Write all of the entries out again exactly.

(Web page and app entries)
- - - - - - -

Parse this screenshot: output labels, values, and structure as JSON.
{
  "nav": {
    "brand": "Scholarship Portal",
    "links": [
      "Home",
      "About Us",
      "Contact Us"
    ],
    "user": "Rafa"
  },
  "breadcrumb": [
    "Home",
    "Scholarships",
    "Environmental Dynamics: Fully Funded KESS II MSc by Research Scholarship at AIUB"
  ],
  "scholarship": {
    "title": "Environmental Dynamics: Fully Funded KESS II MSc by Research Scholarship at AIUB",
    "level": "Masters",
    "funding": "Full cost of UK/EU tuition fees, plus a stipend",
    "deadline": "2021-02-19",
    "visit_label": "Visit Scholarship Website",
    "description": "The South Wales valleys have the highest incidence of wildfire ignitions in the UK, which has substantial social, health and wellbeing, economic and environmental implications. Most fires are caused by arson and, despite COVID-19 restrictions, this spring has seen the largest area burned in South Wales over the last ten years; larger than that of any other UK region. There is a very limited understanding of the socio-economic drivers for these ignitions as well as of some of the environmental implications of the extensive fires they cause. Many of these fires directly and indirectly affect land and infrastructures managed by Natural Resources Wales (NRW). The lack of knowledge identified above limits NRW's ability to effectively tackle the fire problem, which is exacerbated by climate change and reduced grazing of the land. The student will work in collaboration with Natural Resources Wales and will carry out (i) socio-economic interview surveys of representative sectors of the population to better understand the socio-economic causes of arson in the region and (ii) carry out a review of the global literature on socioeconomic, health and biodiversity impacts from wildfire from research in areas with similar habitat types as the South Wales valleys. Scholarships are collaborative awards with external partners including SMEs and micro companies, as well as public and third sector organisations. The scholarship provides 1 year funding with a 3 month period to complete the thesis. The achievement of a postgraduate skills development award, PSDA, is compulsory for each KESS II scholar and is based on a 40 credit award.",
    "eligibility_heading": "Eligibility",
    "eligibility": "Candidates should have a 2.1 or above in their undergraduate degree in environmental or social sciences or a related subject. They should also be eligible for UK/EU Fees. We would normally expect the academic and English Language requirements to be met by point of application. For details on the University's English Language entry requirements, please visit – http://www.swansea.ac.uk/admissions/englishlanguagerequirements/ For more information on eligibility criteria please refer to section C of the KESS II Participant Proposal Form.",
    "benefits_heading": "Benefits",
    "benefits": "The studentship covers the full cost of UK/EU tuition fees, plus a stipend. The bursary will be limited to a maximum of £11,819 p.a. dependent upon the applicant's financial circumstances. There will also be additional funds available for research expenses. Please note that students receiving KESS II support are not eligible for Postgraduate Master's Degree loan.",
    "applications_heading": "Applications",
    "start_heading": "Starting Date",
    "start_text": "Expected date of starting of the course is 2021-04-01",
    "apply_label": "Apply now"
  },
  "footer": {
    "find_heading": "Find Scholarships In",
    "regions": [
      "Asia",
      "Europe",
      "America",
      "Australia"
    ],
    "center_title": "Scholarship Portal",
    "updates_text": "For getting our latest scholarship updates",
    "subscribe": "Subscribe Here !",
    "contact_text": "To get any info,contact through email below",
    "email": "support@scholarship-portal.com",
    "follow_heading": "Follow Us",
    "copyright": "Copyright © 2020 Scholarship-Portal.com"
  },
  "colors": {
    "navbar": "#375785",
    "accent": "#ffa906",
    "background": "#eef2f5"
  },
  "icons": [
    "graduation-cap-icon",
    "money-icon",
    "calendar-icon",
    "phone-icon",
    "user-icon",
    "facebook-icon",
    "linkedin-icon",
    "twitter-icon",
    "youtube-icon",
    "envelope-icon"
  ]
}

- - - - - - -

## Written solution
Parse this screenshot: output labels, values, and structure as JSON.
{
  "nav": {
    "brand": "Scholarship Portal",
    "links": [
      "Home",
      "About Us",
      "Contact Us"
    ],
    "user": "Rafa"
  },
  "breadcrumb": [
    "Home",
    "Scholarships",
    "Environmental Dynamics: Fully Funded KESS II MSc by Research Scholarship at AIUB"
  ],
  "scholarship": {
    "title": "Environmental Dynamics: Fully Funded KESS II MSc by Research Scholarship at AIUB",
    "level": "Masters",
    "funding": "Full cost of UK/EU tuition fees, plus a stipend",
    "deadline": "2021-02-19",
    "visit_label": "Visit Scholarship Website",
    "description": "The South Wales valleys have the highest incidence of wildfire ignitions in the UK, which has substantial social, health and wellbeing, economic and environmental implications. Most fires are caused by arson and, despite COVID-19 restrictions, this spring has seen the largest area burned in South Wales over the last ten years; larger than that of any other UK region. There is a very limited understanding of the socio-economic drivers for these ignitions as well as of some of the environmental implications of the extensive fires they cause. Many of these fires directly and indirectly affect land and infrastructures managed by Natural Resources Wales (NRW). The lack of knowledge identified above limits NRW's ability to effectively tackle the fire problem, which is exacerbated by climate change and reduced grazing of the land. The student will work in collaboration with Natural Resources Wales and will carry out (i) socio-economic interview surveys of representative sectors of the population to better understand the socio-economic causes of arson in the region and (ii) carry out a review of the global literature on socioeconomic, health and biodiversity impacts from wildfire from research in areas with similar habitat types as the South Wales valleys. Scholarships are collaborative awards with external partners including SMEs and micro companies, as well as public and third sector organisations. The scholarship provides 1 year funding with a 3 month period to complete the thesis. The achievement of a postgraduate skills development award, PSDA, is compulsory for each KESS II scholar and is based on a 40 credit award.",
    "eligibility_heading": "Eligibility",
    "eligibility": "Candidates should have a 2.1 or above in their undergraduate degree in environmental or social sciences or a related subject. They should also be eligible for UK/EU Fees. We would normally expect the academic and English Language requirements to be met by point of application. For details on the University's English Language entry requirements, please visit – http://www.swansea.ac.uk/admissions/englishlanguagerequirements/ For more information on eligibility criteria please refer to section C of the KESS II Participant Proposal Form.",
    "benefits_heading": "Benefits",
    "benefits": "The studentship covers the full cost of UK/EU tuition fees, plus a stipend. The bursary will be limited to a maximum of £11,819 p.a. dependent upon the applicant's financial circumstances. There will also be additional funds available for research expenses. Please note that students receiving KESS II support are not eligible for Postgraduate Master's Degree loan.",
    "applications_heading": "Applications",
    "start_heading": "Starting Date",
    "start_text": "Expected date of starting of the course is 2021-04-01",
    "apply_label": "Apply now"
  },
  "footer": {
    "find_heading": "Find Scholarships In",
    "regions": [
      "Asia",
      "Europe",
      "America",
      "Australia"
    ],
    "center_title": "Scholarship Portal",
    "updates_text": "For getting our latest scholarship updates",
    "subscribe": "Subscribe Here !",
    "contact_text": "To get any info,contact through email below",
    "email": "support@scholarship-portal.com",
    "follow_heading": "Follow Us",
    "copyright": "Copyright © 2020 Scholarship-Portal.com"
  },
  "colors": {
    "navbar": "#375785",
    "accent": "#ffa906",
    "background": "#eef2f5"
  },
  "icons": [
    "graduation-cap-icon",
    "money-icon",
    "calendar-icon",
    "phone-icon",
    "user-icon",
    "facebook-icon",
    "linkedin-icon",
    "twitter-icon",
    "youtube-icon",
    "envelope-icon"
  ]
}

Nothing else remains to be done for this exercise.